The IFP is proposing the following as practical measures to eliminate or drastically reduce criminal activities in our cities, towns and communities. Government must eradicate crime in our society, like it does when disasters strike in SADC countries where interventions are urgently made. We are not shocked when the ANC-led government fails to address crime because it has failed to assist in retrieving the bodies of three workers, Pretty Nkambule, Yvonne Mnisi and Solomon Nyirenda, who are still trapped underground in a container in Lilly Mine.

1. Equip the police

In the case of the police, who are charged with the herculean task of ensuring internal security, the provision of working equipment is very essential. The police need robust vehicles, modern and sophisticated communications facilities, modern weapons, and adequate fuel to move about and do their job.

2. Protect all porous borders

There must be increased security on our borders. We must do everything possible to protect the territorial integrity of our great nation. The uncontrolled open borders seem to be adding more problems, as more dangerous items such as explosives and ammunition are smuggled inside our Province by illegal immigrants on a daily basis.

3. Tighten regulations on inflows and movements of arms

More needs to be done to prevent gun-trafficking and the proliferation of illegal guns. The security and intelligence agencies ought to wake up.

4. Increase police visibility

There must be more police visibility through 24-hour mobile stations. Let us see and feel the presence of police officers in all our nooks and crannies. To fight crime, the MEC needs to aim to meet the United Nations recommended police ratio of 1:220. As it stands, we know that 90% of KZN Police Stations do not meet this ratio, as they are critically under-staffed and under-resourced.

5. Encourage electronic banking

We are in the ICT era and digitisation has simplified life. In the banking sector, efforts have been made to make it cashless and limit human interference. Why people still want to go physically to banks to withdraw huge sums of money and be targets of criminals, I simply don’t understand.

6. Protection for whistle-blowers

The police have often said that to be able to fight crime successfully, information is key, but there have been several instances that the same police have failed to protect persons who volunteer information to them. Lives of whistle-blowers must be protected.

7. Speedy trial of criminal cases

One of the many incentives for crime perpetration is that it often takes too long for offenders to be punished and for victims to get justice. Armed robbery and murder trials have taken up to a year or more to be concluded. The saying is that justice delayed is justice denied. Even though we are often assured that the wheels of justice turn slowly, it is imperative that speedy trials are adopted, especially in the cases of armed and sexual offenses-related crimes. The punitive judgement, delivered on time, will surely serve as a deterrent to would-be criminals.

8. Incentivise police officers

It is about time we find a way to properly incentivise police officers to enable them to give of their best, especially in the fight against crime.
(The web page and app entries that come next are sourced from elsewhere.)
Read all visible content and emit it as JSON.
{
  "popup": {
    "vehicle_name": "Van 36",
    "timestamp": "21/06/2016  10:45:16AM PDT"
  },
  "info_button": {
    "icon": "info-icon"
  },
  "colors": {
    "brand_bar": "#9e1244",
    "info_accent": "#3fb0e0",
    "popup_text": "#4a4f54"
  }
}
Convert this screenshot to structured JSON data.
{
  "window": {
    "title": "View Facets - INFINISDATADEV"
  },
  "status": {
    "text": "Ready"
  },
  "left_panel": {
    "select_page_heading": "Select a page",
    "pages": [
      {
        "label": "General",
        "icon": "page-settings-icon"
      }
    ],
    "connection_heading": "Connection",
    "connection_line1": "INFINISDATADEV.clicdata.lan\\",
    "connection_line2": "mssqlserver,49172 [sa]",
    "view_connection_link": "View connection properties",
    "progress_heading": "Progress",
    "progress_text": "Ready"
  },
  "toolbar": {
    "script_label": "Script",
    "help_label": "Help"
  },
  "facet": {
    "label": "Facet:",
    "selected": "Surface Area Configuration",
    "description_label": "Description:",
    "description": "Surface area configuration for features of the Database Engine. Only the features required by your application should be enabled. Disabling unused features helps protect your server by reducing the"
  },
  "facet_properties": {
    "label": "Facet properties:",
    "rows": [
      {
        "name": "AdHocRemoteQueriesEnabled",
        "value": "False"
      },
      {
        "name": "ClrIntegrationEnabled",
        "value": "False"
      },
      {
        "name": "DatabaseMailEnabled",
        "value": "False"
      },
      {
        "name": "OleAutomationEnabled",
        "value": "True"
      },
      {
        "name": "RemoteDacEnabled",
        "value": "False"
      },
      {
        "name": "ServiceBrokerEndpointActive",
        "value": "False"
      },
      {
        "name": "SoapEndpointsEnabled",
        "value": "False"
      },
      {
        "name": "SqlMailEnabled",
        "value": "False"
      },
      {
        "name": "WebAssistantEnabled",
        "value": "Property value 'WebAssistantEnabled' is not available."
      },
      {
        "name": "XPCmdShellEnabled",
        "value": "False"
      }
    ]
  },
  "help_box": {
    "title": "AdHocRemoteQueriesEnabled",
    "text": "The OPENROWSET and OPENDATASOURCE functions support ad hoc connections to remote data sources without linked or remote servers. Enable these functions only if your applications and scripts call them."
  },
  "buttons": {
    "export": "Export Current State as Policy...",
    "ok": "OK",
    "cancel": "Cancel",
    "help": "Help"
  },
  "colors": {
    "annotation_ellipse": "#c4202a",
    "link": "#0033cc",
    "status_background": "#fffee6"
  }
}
When a police officer is subjected to poor conditions, he becomes vulnerable to inducement, bribery and even compelled to partake in or abet criminal activities.

9. Rotation of police officers

The allegations that were levelled against the police officers by Jozini residents that some police officers are colluding with criminals on cross-border crime and theft of motor vehicles calls for the rotation of police officers. “Unknown” police officers must be sent to the border, as they are not known by the criminals. It must be stipulated for how long those police officers will stay.


Across KwaZulu-Natal crime is rising. We need to make clear the difference between right and wrong. We need an end to the excuses for poor behaviour and crime.

We need a police force which intervenes, confronts and challenges every kind of crime and disorder – from graffiti and litter, to burglary and robbery. In short, we need zero-tolerance policing.

Lastly, we also want to pay tribute to those members of the SAPS who died in the line of duty. We want to extend our condolences to their loved ones and families. We honour their contribution in the fight against crime and to keep our communities safe.

I thank you.